US4606277 *Nov 30, 1984Aug 19, 1986Ortner Freight Car CompanyActuating and locking apparatus for longitudinal hopper doors of a railroad hopper car
US5601032 *Feb 6, 1996Feb 11, 1997Industrial Engineering Co.Apparatus for opening and closing railroad hopper car discharge doors
US7210413Oct 7, 2004May 1, 2007Trn Business TrustUniversal boxcar
US7261044Aug 4, 2005Aug 28, 2007Trinity Industries, Inc.Boxcar with load restraint system

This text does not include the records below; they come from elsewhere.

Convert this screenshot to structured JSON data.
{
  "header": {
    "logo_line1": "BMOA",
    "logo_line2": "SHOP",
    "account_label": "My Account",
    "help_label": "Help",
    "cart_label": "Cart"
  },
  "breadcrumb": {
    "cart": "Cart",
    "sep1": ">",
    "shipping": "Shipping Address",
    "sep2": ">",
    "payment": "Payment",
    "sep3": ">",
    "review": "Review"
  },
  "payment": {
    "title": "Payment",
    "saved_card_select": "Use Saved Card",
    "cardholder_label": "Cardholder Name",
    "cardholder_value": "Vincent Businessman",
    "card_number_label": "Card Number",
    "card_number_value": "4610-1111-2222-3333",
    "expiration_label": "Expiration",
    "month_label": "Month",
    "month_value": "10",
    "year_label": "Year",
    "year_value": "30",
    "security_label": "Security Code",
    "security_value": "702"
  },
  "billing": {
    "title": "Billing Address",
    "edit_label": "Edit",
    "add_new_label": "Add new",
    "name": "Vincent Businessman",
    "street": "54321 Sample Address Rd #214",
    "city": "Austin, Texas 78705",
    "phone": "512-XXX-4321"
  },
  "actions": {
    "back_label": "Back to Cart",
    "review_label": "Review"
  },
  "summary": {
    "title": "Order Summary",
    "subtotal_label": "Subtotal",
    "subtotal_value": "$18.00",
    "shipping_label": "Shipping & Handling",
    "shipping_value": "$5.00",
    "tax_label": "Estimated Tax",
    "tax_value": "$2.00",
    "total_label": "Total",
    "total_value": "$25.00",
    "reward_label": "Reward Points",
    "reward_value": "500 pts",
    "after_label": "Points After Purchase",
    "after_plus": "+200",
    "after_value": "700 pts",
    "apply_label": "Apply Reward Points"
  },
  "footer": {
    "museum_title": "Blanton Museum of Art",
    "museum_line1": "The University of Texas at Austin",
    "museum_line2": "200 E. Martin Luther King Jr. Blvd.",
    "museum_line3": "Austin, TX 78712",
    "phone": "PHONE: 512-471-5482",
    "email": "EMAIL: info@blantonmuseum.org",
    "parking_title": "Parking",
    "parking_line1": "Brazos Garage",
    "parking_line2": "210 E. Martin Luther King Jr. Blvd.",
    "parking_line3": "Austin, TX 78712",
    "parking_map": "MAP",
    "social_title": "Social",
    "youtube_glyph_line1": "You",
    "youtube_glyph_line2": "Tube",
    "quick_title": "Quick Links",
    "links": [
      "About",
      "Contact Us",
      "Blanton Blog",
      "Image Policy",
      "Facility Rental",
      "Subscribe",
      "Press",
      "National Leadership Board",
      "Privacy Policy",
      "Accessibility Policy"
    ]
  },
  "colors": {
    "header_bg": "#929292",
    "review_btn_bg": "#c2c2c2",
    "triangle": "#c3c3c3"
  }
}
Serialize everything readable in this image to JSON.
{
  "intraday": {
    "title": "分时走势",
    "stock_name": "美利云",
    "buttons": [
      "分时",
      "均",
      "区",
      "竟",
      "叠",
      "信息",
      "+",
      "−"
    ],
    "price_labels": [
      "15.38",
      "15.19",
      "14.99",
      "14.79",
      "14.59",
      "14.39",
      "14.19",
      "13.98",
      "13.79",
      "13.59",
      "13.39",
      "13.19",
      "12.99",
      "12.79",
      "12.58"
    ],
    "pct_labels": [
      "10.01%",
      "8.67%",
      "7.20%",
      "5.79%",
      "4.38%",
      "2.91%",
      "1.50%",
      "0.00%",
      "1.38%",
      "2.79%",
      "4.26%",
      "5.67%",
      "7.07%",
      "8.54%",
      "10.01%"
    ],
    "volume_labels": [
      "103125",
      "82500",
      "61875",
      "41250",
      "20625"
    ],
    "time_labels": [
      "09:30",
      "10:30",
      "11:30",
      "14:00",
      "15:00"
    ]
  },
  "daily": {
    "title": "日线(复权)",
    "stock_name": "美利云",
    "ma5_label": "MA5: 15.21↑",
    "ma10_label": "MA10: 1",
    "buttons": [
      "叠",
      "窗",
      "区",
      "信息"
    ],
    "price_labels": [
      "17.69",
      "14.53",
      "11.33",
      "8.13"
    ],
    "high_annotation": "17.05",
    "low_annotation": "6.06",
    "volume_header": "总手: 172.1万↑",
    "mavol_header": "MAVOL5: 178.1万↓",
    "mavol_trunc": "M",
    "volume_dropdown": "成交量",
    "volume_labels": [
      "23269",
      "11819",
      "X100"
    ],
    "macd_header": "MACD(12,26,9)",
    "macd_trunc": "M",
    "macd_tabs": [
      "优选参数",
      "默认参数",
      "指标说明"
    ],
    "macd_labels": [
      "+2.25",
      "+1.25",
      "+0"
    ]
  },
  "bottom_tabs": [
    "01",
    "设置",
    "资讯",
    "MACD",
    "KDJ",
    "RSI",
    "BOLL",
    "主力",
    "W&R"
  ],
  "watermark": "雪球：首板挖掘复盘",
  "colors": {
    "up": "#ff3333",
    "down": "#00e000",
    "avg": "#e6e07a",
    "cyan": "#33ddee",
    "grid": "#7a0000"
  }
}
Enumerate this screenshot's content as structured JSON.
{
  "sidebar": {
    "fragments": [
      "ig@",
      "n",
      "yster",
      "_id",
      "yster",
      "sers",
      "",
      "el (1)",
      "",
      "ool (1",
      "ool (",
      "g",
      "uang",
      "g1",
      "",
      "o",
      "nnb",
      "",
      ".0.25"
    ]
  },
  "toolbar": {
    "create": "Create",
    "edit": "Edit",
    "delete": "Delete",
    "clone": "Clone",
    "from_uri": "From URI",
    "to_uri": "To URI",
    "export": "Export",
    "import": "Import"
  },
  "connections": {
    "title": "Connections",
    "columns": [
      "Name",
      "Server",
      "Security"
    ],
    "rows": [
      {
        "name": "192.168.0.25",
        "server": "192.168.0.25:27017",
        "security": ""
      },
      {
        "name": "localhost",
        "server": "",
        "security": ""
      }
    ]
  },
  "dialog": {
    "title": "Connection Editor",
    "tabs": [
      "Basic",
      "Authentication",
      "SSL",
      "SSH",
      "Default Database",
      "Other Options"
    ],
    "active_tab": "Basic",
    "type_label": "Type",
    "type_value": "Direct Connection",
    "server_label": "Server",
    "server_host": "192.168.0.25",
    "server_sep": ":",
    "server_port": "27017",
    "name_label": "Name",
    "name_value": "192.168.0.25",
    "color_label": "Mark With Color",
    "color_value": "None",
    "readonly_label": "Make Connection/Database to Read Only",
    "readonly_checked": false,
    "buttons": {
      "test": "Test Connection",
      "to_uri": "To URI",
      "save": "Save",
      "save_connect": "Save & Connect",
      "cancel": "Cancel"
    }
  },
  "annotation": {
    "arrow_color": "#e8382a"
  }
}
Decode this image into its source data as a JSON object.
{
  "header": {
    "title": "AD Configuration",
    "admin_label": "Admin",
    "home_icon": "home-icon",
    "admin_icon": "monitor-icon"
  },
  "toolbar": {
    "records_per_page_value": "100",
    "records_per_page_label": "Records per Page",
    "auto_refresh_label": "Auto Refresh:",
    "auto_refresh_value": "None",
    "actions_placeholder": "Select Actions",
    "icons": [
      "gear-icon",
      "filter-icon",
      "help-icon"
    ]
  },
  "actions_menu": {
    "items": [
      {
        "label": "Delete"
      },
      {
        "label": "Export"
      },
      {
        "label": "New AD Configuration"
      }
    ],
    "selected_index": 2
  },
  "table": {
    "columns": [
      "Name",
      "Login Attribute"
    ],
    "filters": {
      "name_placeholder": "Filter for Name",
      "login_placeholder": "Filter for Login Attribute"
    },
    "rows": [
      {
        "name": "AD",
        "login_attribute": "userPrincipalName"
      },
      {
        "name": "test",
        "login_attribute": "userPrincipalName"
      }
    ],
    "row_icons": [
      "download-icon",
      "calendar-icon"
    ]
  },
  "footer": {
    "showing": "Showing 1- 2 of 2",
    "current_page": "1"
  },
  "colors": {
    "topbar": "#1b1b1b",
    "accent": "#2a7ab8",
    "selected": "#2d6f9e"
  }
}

US7305923Oct 7, 2004Dec 11, 2007Trinity Industries, Inc.Universal boxcar with exterior metal surfaces
US7681507May 4, 2006Mar 23, 2010Trn Business TrustRailcar with discharge control system
US7735426Oct 17, 2006Jun 15, 2010Trinity Industries, Inc.Hopper cars with one or more discharge control systems
US7891304Jun 12, 2008Feb 22, 2011Trinity Industries, Inc.Railcar with discharge control system
US8596203May 11, 2011Dec 3, 2013National Steel Car LimitedRailroad car and door mechanism therefor
EP0104140A2 *Aug 24, 1983Mar 28, 1984Schweizerische Aluminium AgDischarging device for a container of bulk goods
WO2013059855A1 *Oct 19, 2012May 2, 2013Bradken Resources Pty LimitedDischarge assembly for a wagon
Classifications
U.S. Classification105/251, 105/305, 105/296, 105/304, 105/290, 105/299
International ClassificationB61D7/26, B61D7/00
Cooperative ClassificationB61D7/26
European ClassificationB61D7/26